What is needed: Scan the records below for the word "disponibilidad" and give only the number of lines that hold it.
*** Stored data
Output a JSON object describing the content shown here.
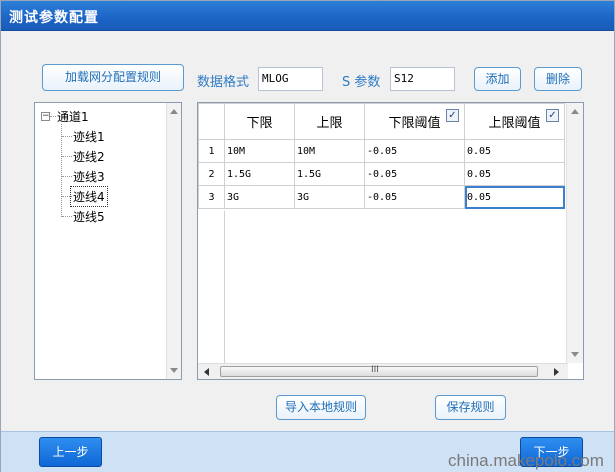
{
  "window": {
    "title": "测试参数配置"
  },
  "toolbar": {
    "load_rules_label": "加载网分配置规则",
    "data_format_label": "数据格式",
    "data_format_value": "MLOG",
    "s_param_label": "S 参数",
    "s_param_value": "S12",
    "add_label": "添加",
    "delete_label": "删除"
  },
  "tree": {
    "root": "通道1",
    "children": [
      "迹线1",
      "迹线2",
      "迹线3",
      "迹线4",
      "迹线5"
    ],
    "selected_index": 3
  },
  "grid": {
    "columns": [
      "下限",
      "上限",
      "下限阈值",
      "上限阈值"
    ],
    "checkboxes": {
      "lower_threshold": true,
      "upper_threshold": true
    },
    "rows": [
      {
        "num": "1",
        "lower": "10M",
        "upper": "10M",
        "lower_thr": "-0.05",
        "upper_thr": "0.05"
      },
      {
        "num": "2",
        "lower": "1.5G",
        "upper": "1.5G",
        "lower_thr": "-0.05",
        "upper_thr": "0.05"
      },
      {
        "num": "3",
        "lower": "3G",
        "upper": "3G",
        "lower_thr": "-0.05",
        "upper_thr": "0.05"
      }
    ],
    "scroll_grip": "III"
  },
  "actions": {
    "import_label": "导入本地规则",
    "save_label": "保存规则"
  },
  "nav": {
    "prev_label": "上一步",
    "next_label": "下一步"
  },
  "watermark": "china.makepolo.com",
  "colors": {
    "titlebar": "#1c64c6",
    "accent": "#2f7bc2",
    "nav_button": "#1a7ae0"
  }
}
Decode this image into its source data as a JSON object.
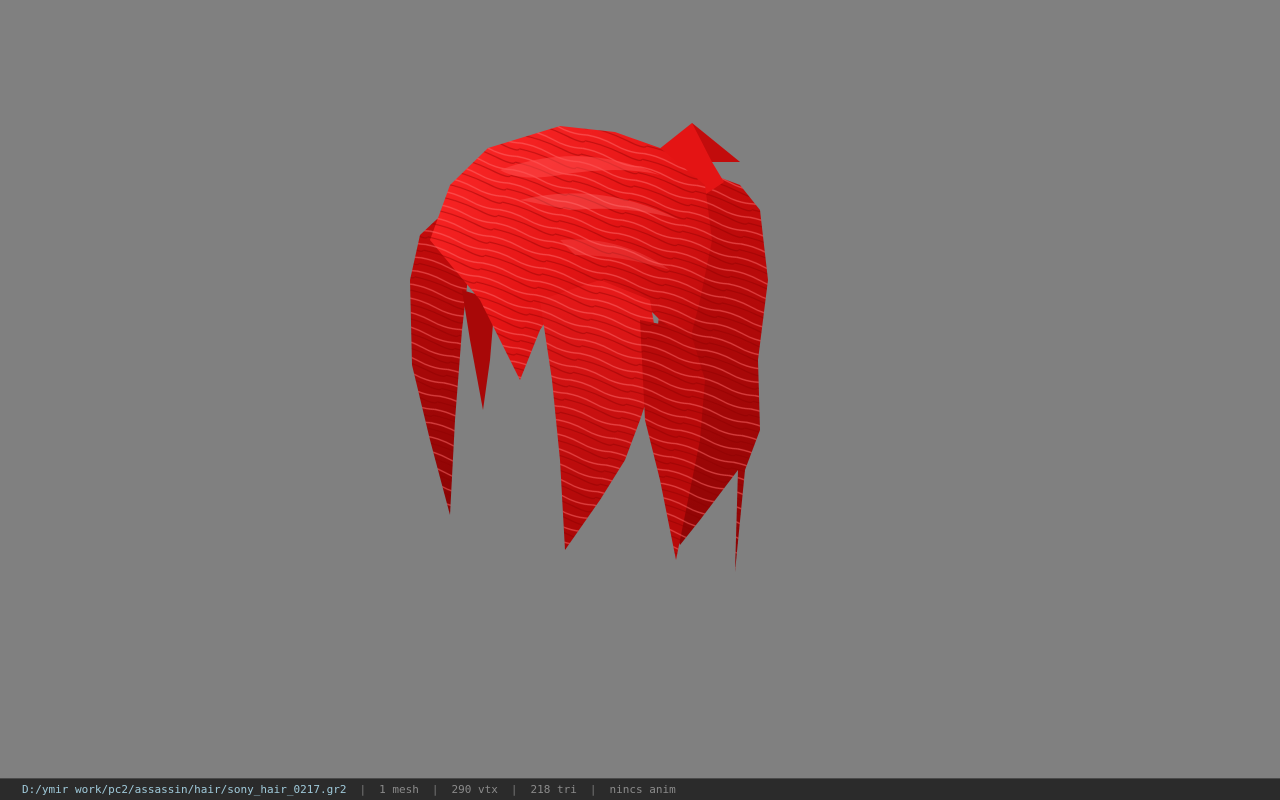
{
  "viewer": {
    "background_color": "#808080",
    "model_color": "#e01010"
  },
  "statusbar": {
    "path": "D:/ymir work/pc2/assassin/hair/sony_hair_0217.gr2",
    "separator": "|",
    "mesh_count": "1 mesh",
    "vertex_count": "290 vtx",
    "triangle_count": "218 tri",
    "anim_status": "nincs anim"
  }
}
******
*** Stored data
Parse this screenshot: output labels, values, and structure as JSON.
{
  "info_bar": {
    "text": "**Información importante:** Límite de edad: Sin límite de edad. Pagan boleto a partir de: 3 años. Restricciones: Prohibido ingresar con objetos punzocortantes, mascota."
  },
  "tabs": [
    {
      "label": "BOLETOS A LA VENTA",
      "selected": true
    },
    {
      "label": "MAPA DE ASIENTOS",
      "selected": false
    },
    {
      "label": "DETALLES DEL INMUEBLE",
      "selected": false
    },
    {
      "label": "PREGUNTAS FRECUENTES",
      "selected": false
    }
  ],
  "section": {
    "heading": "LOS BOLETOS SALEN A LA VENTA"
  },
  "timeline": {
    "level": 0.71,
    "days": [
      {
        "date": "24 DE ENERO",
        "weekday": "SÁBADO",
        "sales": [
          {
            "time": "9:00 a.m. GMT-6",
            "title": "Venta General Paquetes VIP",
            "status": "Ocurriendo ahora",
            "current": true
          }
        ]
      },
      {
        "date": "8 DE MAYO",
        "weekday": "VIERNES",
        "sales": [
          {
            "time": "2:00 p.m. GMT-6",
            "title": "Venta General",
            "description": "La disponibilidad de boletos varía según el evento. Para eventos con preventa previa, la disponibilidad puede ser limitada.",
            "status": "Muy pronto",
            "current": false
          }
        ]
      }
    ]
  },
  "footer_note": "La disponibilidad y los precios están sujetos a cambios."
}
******
Expected output: 2